Task requirements —
Return the data given below exactly as it appears.

Excerpts from an interface dataset:

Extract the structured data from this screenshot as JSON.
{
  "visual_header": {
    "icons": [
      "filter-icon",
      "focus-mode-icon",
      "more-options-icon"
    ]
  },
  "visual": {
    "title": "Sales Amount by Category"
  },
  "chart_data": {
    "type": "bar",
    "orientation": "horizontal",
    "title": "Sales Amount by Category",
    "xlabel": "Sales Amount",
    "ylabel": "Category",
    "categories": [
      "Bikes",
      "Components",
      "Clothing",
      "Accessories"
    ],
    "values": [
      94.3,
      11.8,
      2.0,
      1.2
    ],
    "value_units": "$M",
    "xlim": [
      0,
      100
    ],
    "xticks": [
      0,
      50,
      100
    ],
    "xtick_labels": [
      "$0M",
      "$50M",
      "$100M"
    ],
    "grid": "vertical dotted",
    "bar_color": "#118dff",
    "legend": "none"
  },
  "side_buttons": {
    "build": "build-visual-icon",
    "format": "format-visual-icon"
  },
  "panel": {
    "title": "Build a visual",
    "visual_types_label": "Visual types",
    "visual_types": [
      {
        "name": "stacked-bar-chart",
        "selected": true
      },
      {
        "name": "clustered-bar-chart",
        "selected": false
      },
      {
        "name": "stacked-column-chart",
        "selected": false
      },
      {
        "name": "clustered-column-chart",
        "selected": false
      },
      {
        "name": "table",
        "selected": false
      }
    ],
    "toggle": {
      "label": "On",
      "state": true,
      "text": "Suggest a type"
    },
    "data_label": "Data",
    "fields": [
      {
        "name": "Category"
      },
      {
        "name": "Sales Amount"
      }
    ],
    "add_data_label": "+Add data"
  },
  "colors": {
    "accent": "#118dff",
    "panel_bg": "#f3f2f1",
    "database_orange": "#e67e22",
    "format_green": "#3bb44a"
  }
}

Worked solution —
Extract the structured data from this screenshot as JSON.
{
  "visual_header": {
    "icons": [
      "filter-icon",
      "focus-mode-icon",
      "more-options-icon"
    ]
  },
  "visual": {
    "title": "Sales Amount by Category"
  },
  "chart_data": {
    "type": "bar",
    "orientation": "horizontal",
    "title": "Sales Amount by Category",
    "xlabel": "Sales Amount",
    "ylabel": "Category",
    "categories": [
      "Bikes",
      "Components",
      "Clothing",
      "Accessories"
    ],
    "values": [
      94.3,
      11.8,
      2.0,
      1.2
    ],
    "value_units": "$M",
    "xlim": [
      0,
      100
    ],
    "xticks": [
      0,
      50,
      100
    ],
    "xtick_labels": [
      "$0M",
      "$50M",
      "$100M"
    ],
    "grid": "vertical dotted",
    "bar_color": "#118dff",
    "legend": "none"
  },
  "side_buttons": {
    "build": "build-visual-icon",
    "format": "format-visual-icon"
  },
  "panel": {
    "title": "Build a visual",
    "visual_types_label": "Visual types",
    "visual_types": [
      {
        "name": "stacked-bar-chart",
        "selected": true
      },
      {
        "name": "clustered-bar-chart",
        "selected": false
      },
      {
        "name": "stacked-column-chart",
        "selected": false
      },
      {
        "name": "clustered-column-chart",
        "selected": false
      },
      {
        "name": "table",
        "selected": false
      }
    ],
    "toggle": {
      "label": "On",
      "state": true,
      "text": "Suggest a type"
    },
    "data_label": "Data",
    "fields": [
      {
        "name": "Category"
      },
      {
        "name": "Sales Amount"
      }
    ],
    "add_data_label": "+Add data"
  },
  "colors": {
    "accent": "#118dff",
    "panel_bg": "#f3f2f1",
    "database_orange": "#e67e22",
    "format_green": "#3bb44a"
  }
}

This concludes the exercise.